(Dataset items)
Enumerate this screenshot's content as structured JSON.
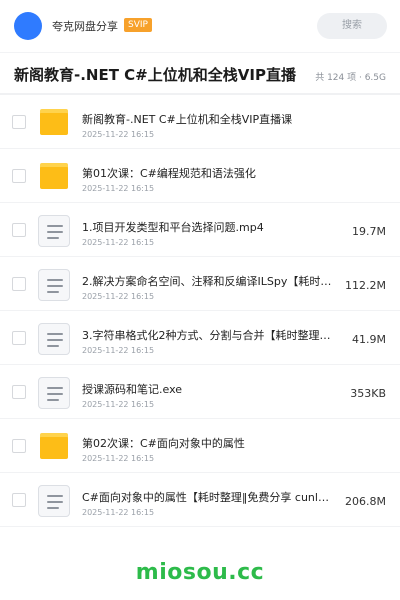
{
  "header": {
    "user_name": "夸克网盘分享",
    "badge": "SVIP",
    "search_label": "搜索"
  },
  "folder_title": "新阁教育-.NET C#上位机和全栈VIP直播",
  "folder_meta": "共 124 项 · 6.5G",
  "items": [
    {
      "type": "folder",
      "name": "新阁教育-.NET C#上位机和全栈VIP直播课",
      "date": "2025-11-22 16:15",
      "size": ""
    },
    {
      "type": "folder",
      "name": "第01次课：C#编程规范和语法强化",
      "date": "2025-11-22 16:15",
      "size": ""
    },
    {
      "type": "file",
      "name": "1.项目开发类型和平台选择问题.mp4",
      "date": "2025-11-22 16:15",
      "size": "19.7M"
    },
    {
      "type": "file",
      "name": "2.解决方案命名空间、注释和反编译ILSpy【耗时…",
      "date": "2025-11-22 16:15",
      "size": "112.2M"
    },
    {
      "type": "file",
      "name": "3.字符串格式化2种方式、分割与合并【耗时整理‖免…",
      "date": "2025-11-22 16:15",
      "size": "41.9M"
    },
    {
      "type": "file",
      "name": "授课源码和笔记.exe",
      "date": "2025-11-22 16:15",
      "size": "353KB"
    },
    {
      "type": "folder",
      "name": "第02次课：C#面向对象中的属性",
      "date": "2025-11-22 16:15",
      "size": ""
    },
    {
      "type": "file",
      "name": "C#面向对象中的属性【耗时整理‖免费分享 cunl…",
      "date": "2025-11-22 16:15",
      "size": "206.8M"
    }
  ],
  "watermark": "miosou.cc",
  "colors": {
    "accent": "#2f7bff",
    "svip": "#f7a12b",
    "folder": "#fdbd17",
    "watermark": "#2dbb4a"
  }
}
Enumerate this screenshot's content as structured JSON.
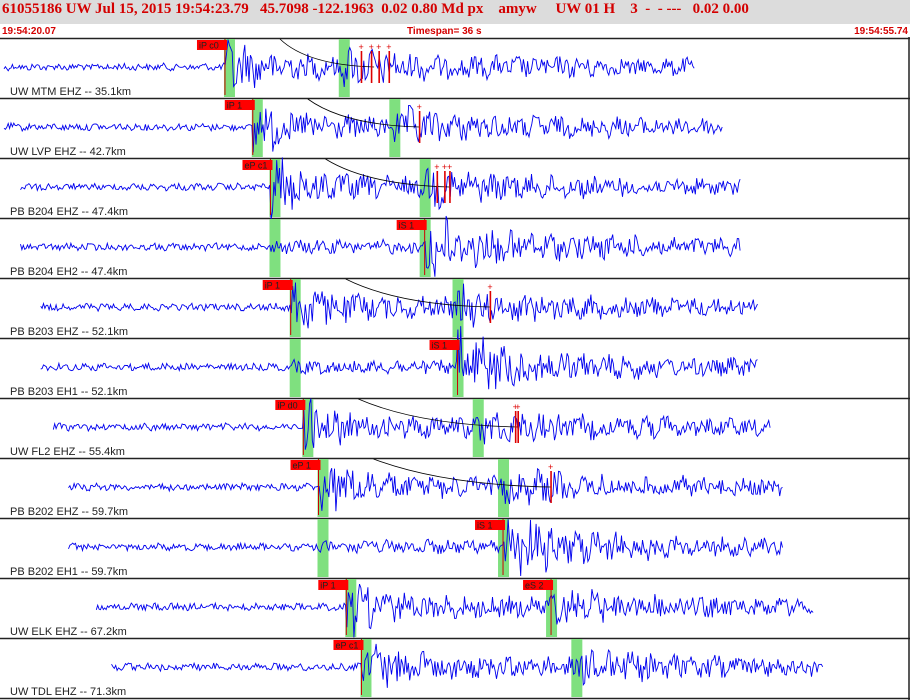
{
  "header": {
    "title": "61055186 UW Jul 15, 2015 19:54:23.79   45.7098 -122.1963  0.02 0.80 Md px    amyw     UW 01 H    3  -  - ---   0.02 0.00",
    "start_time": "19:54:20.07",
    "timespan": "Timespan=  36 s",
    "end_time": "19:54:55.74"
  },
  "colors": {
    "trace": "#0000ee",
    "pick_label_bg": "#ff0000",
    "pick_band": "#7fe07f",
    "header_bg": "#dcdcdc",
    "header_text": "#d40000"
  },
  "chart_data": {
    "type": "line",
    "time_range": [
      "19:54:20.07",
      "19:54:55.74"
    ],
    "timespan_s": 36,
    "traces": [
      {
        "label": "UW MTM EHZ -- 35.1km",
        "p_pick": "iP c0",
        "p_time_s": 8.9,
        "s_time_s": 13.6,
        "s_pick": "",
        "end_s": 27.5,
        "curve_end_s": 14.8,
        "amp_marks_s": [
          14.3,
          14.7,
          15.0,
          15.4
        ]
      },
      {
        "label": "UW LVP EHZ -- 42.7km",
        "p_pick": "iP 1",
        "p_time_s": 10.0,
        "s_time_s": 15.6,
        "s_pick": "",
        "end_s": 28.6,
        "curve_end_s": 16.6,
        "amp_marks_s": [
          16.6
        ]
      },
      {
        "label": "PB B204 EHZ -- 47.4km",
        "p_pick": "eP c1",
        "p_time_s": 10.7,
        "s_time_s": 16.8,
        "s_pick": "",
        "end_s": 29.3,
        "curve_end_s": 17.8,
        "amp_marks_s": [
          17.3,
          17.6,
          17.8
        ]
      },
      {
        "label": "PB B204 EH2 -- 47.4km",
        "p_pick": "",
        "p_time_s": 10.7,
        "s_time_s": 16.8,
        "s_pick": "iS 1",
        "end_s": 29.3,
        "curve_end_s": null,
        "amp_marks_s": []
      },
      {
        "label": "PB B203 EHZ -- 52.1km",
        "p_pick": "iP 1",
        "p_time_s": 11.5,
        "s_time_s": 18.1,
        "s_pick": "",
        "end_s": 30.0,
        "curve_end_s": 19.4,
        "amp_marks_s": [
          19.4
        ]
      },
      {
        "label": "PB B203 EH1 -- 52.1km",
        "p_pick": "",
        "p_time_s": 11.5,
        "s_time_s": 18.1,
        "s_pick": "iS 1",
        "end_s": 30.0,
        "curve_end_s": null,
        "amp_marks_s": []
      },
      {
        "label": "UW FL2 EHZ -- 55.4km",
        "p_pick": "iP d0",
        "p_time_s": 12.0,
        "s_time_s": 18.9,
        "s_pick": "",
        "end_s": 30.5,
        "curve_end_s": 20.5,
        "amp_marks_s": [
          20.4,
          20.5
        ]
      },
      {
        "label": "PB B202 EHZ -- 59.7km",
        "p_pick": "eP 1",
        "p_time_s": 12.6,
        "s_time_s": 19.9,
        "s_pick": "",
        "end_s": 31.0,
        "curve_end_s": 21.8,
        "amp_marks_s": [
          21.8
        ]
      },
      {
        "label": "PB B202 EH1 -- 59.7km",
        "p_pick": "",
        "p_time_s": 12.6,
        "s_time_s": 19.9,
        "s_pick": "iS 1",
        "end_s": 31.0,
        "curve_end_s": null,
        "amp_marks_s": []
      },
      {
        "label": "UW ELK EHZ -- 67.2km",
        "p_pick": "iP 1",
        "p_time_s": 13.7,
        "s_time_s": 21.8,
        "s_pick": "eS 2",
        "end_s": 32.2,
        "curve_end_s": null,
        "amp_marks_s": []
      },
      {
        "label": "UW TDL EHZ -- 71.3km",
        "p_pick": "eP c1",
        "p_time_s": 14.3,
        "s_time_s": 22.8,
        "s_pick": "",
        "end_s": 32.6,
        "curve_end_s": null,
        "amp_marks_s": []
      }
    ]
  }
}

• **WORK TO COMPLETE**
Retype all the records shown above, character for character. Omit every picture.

• **RESPONSE AREA**
Enumerate this screenshot's content as structured JSON.
{
  "header": {
    "user_name": "夸克网盘分享",
    "badge": "SVIP",
    "search_label": "搜索"
  },
  "folder_title": "新阁教育-.NET C#上位机和全栈VIP直播",
  "folder_meta": "共 124 项 · 6.5G",
  "items": [
    {
      "type": "folder",
      "name": "新阁教育-.NET C#上位机和全栈VIP直播课",
      "date": "2025-11-22 16:15",
      "size": ""
    },
    {
      "type": "folder",
      "name": "第01次课：C#编程规范和语法强化",
      "date": "2025-11-22 16:15",
      "size": ""
    },
    {
      "type": "file",
      "name": "1.项目开发类型和平台选择问题.mp4",
      "date": "2025-11-22 16:15",
      "size": "19.7M"
    },
    {
      "type": "file",
      "name": "2.解决方案命名空间、注释和反编译ILSpy【耗时…",
      "date": "2025-11-22 16:15",
      "size": "112.2M"
    },
    {
      "type": "file",
      "name": "3.字符串格式化2种方式、分割与合并【耗时整理‖免…",
      "date": "2025-11-22 16:15",
      "size": "41.9M"
    },
    {
      "type": "file",
      "name": "授课源码和笔记.exe",
      "date": "2025-11-22 16:15",
      "size": "353KB"
    },
    {
      "type": "folder",
      "name": "第02次课：C#面向对象中的属性",
      "date": "2025-11-22 16:15",
      "size": ""
    },
    {
      "type": "file",
      "name": "C#面向对象中的属性【耗时整理‖免费分享 cunl…",
      "date": "2025-11-22 16:15",
      "size": "206.8M"
    }
  ],
  "watermark": "miosou.cc",
  "colors": {
    "accent": "#2f7bff",
    "svip": "#f7a12b",
    "folder": "#fdbd17",
    "watermark": "#2dbb4a"
  }
}
Enumerate this screenshot's content as structured JSON.
{
  "header": {
    "title": "61055186 UW Jul 15, 2015 19:54:23.79   45.7098 -122.1963  0.02 0.80 Md px    amyw     UW 01 H    3  -  - ---   0.02 0.00",
    "start_time": "19:54:20.07",
    "timespan": "Timespan=  36 s",
    "end_time": "19:54:55.74"
  },
  "colors": {
    "trace": "#0000ee",
    "pick_label_bg": "#ff0000",
    "pick_band": "#7fe07f",
    "header_bg": "#dcdcdc",
    "header_text": "#d40000"
  },
  "chart_data": {
    "type": "line",
    "time_range": [
      "19:54:20.07",
      "19:54:55.74"
    ],
    "timespan_s": 36,
    "traces": [
      {
        "label": "UW MTM EHZ -- 35.1km",
        "p_pick": "iP c0",
        "p_time_s": 8.9,
        "s_time_s": 13.6,
        "s_pick": "",
        "end_s": 27.5,
        "curve_end_s": 14.8,
        "amp_marks_s": [
          14.3,
          14.7,
          15.0,
          15.4
        ]
      },
      {
        "label": "UW LVP EHZ -- 42.7km",
        "p_pick": "iP 1",
        "p_time_s": 10.0,
        "s_time_s": 15.6,
        "s_pick": "",
        "end_s": 28.6,
        "curve_end_s": 16.6,
        "amp_marks_s": [
          16.6
        ]
      },
      {
        "label": "PB B204 EHZ -- 47.4km",
        "p_pick": "eP c1",
        "p_time_s": 10.7,
        "s_time_s": 16.8,
        "s_pick": "",
        "end_s": 29.3,
        "curve_end_s": 17.8,
        "amp_marks_s": [
          17.3,
          17.6,
          17.8
        ]
      },
      {
        "label": "PB B204 EH2 -- 47.4km",
        "p_pick": "",
        "p_time_s": 10.7,
        "s_time_s": 16.8,
        "s_pick": "iS 1",
        "end_s": 29.3,
        "curve_end_s": null,
        "amp_marks_s": []
      },
      {
        "label": "PB B203 EHZ -- 52.1km",
        "p_pick": "iP 1",
        "p_time_s": 11.5,
        "s_time_s": 18.1,
        "s_pick": "",
        "end_s": 30.0,
        "curve_end_s": 19.4,
        "amp_marks_s": [
          19.4
        ]
      },
      {
        "label": "PB B203 EH1 -- 52.1km",
        "p_pick": "",
        "p_time_s": 11.5,
        "s_time_s": 18.1,
        "s_pick": "iS 1",
        "end_s": 30.0,
        "curve_end_s": null,
        "amp_marks_s": []
      },
      {
        "label": "UW FL2 EHZ -- 55.4km",
        "p_pick": "iP d0",
        "p_time_s": 12.0,
        "s_time_s": 18.9,
        "s_pick": "",
        "end_s": 30.5,
        "curve_end_s": 20.5,
        "amp_marks_s": [
          20.4,
          20.5
        ]
      },
      {
        "label": "PB B202 EHZ -- 59.7km",
        "p_pick": "eP 1",
        "p_time_s": 12.6,
        "s_time_s": 19.9,
        "s_pick": "",
        "end_s": 31.0,
        "curve_end_s": 21.8,
        "amp_marks_s": [
          21.8
        ]
      },
      {
        "label": "PB B202 EH1 -- 59.7km",
        "p_pick": "",
        "p_time_s": 12.6,
        "s_time_s": 19.9,
        "s_pick": "iS 1",
        "end_s": 31.0,
        "curve_end_s": null,
        "amp_marks_s": []
      },
      {
        "label": "UW ELK EHZ -- 67.2km",
        "p_pick": "iP 1",
        "p_time_s": 13.7,
        "s_time_s": 21.8,
        "s_pick": "eS 2",
        "end_s": 32.2,
        "curve_end_s": null,
        "amp_marks_s": []
      },
      {
        "label": "UW TDL EHZ -- 71.3km",
        "p_pick": "eP c1",
        "p_time_s": 14.3,
        "s_time_s": 22.8,
        "s_pick": "",
        "end_s": 32.6,
        "curve_end_s": null,
        "amp_marks_s": []
      }
    ]
  }
}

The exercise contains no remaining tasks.